A stand of cypress trees ... surrounded by tall conifers and beeches. Many of the ancient oaks, beeches, maples and sycamores in Great Wood were planted by William Windham. Known as William I, the son of Thomas Windham (who in the 17th century built Felbrigg Hall) planted the foundation of the 600 acre woodland. Bordered in the west by the picturesque Lion's Mouth, it extends to the B1436 (Felbrigg Road) in the east and the A148 (Holt Road) to the north, and beyond. Great Wood shelters Felbrigg Hall and park from the winds that blow in from the North Sea, two miles distant to the north. Felbrigg estate is in the care of the National Trust.

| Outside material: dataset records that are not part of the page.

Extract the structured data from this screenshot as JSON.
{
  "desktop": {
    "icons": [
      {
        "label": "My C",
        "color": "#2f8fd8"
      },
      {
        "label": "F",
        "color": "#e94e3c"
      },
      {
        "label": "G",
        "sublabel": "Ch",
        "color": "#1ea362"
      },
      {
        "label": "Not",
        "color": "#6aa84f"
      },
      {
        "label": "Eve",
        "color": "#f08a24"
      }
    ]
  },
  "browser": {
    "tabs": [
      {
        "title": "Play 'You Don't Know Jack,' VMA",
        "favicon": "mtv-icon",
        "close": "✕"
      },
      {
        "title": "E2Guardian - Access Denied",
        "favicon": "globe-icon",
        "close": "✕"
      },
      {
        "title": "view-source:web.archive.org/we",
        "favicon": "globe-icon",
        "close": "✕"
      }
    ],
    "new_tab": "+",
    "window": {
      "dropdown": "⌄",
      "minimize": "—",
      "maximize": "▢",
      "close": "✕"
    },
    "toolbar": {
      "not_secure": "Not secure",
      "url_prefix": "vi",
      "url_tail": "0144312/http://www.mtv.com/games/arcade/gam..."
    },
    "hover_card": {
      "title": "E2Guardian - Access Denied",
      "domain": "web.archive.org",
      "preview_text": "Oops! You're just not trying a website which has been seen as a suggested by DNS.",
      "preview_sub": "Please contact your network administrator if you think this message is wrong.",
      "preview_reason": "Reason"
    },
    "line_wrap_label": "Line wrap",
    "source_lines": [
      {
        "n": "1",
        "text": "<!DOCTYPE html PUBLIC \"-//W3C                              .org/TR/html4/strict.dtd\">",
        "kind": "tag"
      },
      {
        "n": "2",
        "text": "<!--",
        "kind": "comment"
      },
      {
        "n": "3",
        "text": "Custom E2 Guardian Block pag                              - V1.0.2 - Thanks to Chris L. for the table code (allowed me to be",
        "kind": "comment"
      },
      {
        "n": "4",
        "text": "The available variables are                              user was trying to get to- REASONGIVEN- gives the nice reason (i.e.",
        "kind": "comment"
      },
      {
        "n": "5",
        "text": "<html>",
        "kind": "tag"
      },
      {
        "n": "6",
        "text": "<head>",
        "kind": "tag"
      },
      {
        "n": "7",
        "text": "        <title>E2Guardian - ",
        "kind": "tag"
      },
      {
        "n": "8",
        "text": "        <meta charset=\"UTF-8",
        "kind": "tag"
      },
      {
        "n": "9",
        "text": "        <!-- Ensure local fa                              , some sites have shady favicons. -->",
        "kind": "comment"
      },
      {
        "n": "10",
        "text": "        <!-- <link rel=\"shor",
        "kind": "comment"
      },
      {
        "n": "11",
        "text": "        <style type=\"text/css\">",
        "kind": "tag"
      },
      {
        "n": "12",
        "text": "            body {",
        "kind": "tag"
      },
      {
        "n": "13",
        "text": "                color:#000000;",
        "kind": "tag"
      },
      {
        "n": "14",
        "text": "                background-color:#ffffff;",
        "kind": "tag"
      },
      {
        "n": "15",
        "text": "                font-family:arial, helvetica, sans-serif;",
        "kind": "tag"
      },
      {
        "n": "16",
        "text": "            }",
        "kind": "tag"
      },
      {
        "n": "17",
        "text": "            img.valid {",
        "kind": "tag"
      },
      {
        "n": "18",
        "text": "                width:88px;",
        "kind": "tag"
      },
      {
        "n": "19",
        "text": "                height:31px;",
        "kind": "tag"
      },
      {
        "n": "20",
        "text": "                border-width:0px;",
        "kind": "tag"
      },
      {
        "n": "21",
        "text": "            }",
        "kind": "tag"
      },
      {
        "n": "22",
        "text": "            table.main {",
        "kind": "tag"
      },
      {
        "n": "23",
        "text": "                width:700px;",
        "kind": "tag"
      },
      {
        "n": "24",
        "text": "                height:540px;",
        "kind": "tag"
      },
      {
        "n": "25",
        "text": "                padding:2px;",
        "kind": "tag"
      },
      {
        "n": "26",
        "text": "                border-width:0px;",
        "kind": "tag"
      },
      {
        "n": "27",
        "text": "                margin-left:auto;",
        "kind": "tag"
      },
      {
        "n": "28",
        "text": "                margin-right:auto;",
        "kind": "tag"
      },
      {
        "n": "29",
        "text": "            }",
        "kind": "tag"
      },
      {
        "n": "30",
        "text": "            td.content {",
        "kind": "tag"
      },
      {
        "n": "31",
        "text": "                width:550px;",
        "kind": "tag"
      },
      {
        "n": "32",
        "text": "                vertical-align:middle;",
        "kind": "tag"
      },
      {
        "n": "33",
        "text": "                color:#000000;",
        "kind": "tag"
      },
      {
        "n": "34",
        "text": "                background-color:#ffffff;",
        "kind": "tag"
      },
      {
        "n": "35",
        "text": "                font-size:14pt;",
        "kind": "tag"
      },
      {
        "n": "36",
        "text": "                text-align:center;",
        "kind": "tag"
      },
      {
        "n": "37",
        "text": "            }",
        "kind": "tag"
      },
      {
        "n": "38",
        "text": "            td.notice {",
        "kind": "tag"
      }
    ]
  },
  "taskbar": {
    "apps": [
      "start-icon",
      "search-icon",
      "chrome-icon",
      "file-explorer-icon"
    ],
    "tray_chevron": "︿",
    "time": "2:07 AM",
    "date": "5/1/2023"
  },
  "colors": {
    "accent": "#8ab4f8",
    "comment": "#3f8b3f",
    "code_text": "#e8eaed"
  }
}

St Margaret's church - baptismal font - geograph.org.uk - 724605

St Margaret's church - baptismal font. In the corner behind two 13th century coffin slabs can be seen laid out on the tiled floor. It is believed that they once covered the coffins of two priests.

St Margaret's church - memorial - geograph.org.uk - 724611

St Margaret's church - memorial. This elaborate memorial to Thomas Windham and his two wives was made by a Norwich stonemason named Martin Morley in 1669.

Video

GPS Files

GPX File

Felbrigg Hall and Park.gpx (On Desktop:Right Click>'Save As. On Ipad/Iphone:Click and hold>Share>Save to Files')

Memory Map Route

Felbrigg Hall and Park.mmo (On Desktop:Right Click>'Save As. On Ipad/Iphone:Click and hold >Share>Save to Files)